Now you want to be blown away? Look at the numbers before, then after Iowa (January 19) and New Hampshire (January 27):
Dean 26 14
Clark 20 9
Kerry 9 49
Lieberman 9 5
Edwards 7 13
Gephardt 7 n/a
Being a blogger has been on-the-job training for me. I was obsessive about the presidential polls in 2003. Then, as you see above, they meant squat. Kerry had 9 percent heading into Iowa. He won the thing easily. I learned my lesson.
These months are an opportunity for candidates to raise money, build organization, hone their message, and prep for the storm that'll hit them in September when they'll enter the stretch run of the race. At this point, the numbers mean little, and candidates have little incentive to lead the horse race.
As for those national polls, will they be as irrelevant this cycle as in 2004? Perhaps. We have a de facto national primary this year, so they may be a bit more relevant. Or maybe the country will bend its will to Iowa and New Hampshire again, as they did four years ago.
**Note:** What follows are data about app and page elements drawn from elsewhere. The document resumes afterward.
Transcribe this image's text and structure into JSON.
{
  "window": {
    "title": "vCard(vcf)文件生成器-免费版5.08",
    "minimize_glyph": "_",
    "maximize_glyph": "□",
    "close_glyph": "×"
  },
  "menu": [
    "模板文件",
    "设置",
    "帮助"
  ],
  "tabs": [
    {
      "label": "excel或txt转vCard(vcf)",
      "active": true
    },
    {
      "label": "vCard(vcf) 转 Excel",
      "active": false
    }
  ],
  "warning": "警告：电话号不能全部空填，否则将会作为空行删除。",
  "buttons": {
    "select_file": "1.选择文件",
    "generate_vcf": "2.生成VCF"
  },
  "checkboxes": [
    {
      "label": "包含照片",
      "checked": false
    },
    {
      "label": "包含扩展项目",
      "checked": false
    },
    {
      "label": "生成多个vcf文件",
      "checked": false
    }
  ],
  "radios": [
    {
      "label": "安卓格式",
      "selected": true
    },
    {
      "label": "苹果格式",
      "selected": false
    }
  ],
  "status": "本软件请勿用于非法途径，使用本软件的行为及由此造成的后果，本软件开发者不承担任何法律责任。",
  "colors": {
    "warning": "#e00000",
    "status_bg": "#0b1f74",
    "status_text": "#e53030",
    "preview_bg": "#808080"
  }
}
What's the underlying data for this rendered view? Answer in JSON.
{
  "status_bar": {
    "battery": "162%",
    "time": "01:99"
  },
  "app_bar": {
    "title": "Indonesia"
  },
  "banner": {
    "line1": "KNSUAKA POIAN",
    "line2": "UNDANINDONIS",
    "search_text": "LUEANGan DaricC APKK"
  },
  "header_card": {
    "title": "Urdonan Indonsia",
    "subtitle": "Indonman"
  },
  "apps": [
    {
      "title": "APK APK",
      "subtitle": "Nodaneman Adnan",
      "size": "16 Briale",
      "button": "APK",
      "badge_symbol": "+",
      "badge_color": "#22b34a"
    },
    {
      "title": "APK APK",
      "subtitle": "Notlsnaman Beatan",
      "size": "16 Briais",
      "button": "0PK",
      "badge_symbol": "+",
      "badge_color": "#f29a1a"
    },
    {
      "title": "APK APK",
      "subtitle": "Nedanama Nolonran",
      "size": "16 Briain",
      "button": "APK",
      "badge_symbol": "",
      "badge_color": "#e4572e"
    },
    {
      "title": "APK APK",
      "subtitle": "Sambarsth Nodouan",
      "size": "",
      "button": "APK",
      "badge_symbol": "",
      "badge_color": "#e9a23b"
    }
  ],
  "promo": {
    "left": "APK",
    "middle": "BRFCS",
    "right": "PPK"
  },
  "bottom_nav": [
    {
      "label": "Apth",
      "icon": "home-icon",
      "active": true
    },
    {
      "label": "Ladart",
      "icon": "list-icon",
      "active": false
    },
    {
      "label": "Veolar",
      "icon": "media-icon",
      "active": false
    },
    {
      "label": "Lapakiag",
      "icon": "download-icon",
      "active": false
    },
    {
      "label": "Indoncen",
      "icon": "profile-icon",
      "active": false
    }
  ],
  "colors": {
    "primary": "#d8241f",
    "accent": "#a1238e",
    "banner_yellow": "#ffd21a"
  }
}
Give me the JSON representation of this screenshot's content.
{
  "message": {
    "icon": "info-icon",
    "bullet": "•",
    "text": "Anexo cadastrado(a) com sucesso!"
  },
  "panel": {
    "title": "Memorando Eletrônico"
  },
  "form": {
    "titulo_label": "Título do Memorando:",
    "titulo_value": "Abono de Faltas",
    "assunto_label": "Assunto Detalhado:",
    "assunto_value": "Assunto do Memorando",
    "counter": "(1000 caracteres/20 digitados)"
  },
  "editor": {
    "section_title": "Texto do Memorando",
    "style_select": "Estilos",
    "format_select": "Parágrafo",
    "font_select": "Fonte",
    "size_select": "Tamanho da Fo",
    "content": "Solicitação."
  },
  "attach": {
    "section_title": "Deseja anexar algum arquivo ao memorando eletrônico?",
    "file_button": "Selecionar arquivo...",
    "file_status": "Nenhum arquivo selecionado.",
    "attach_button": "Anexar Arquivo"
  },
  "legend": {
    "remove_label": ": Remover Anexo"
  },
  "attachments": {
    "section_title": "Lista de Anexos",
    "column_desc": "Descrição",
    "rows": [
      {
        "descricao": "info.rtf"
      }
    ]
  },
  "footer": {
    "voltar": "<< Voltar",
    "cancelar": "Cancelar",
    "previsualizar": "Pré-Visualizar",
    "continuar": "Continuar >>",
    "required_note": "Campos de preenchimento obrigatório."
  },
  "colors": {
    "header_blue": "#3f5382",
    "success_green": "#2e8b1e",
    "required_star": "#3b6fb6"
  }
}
These are uncharted waters. But one thing's for sure, those national polls are currently predictive of nothing (though not useless, since they help drive fundraising and media coverage).
So will my Obama/Hillary theory hold? We still have a while to go before we can find out.